This week the APPG for Diabetes chaired a roundtable discussion with over a dozen GPs and consultants from across the country to gain their views of some of the key challenges faced in diabetes care.
The meeting began with Professor Jonathan Valabhji, NHS England’s National Clinical Director for Obesity and Diabetes, providing an overview of the Government’s strategy on diabetes.
In terms of prevention, NHS England is working to roll out the NHS Diabetes Prevention Programme, which aims to identify individuals at high risk of developing Type 2 diabetes and refer them into evidence-based behavioural intervention to help them reduce their risk. The Government will also be launching its planned Childhood Obesity Strategy in the new year, which is anticipated to address some of the wider population wide risk factors for obesity and help create an environment that enables people to make healthier choices.
In terms of care, four areas have been identified for improvement, which include:
- Reducing variation in care: people living with Type 1 diabetes, people of working age and people living in certain parts of the country are receiving considerably worse routine care than other people with diabetes.
- Improving access to structured education: there is good evidence that shows individuals are able to better look after their condition and reduce their risk for complications after attending a structured education course, but access to these types of diabetes self-management courses remains low.
- Improving foot care: there are more than 135 diabetes-related amputations occurring every week, but improved foot care can drastically reduce someone’s chance of having an amputation.
- Improving inpatient care: many people with diabetes in hospital are often admitted for reasons other than their diabetes, but while in hospital their diabetes control worsens and they stay in hospital for longer.
The meeting was then opened to discussion. Individuals in the room agreed that access to structured education to make sure people with diabetes get the skills and the confidence they need to look after their condition is woefully poor. More GPs are beginning to refer people with diabetes on to courses, but the question is whether this actually translates into more people attending.
Variation in care across the country and across GP surgeries was a common theme. Lord Rennard challenged the room for ways of tackling this variation and how to deal with practices that don’t provide good enough care. The group identified a need for better clinical leadership and more integrated IT systems. There was also concern that the number of GP surgeries participating in the National Diabetes Audit is dropping, meaning we do not have a full picture about what’s happening nationally in diabetes care and treatment.
George Howarth MP raised the issue about a continuing failure to make clear the difference between Type 1 and Type 2 diabetes. He also said we need to be clearer about what we mean when we talk about integrated services. There is a particular issue among young people with Type 1 diabetes and eating disorders, and there needs to be better integration between diabetologists and psychological services.

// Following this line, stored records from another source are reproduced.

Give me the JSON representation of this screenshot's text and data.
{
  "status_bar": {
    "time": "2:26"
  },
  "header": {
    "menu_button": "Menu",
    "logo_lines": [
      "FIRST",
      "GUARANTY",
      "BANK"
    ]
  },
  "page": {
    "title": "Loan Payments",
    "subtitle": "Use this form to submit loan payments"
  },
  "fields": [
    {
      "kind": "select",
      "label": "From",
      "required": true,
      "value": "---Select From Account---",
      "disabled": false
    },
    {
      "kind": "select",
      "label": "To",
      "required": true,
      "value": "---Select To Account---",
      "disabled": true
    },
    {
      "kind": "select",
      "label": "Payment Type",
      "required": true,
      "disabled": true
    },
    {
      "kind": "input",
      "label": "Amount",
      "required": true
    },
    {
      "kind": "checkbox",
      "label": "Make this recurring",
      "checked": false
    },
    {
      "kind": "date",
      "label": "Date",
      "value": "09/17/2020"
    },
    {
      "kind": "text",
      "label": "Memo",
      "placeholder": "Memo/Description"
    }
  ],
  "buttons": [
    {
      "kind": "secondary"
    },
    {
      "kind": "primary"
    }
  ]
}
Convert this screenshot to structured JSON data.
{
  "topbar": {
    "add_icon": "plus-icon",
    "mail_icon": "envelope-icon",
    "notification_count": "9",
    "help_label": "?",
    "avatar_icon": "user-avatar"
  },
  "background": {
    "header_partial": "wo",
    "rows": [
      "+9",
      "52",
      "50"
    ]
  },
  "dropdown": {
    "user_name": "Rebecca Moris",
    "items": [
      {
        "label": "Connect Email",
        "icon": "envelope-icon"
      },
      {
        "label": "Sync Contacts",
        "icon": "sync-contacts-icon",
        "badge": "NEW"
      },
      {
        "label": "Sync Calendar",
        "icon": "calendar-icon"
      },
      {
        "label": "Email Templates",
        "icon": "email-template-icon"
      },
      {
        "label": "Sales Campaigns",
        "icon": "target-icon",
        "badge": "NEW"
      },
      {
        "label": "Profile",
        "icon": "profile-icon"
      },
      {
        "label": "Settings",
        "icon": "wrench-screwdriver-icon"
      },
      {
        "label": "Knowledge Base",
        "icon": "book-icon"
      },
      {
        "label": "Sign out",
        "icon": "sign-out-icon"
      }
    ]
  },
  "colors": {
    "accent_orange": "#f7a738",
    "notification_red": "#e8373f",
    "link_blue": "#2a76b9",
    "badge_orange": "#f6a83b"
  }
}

Keith Vaz MP thanked the room for their contributions and thanked Professor Valabhji for continuing to raise these issues with the Government.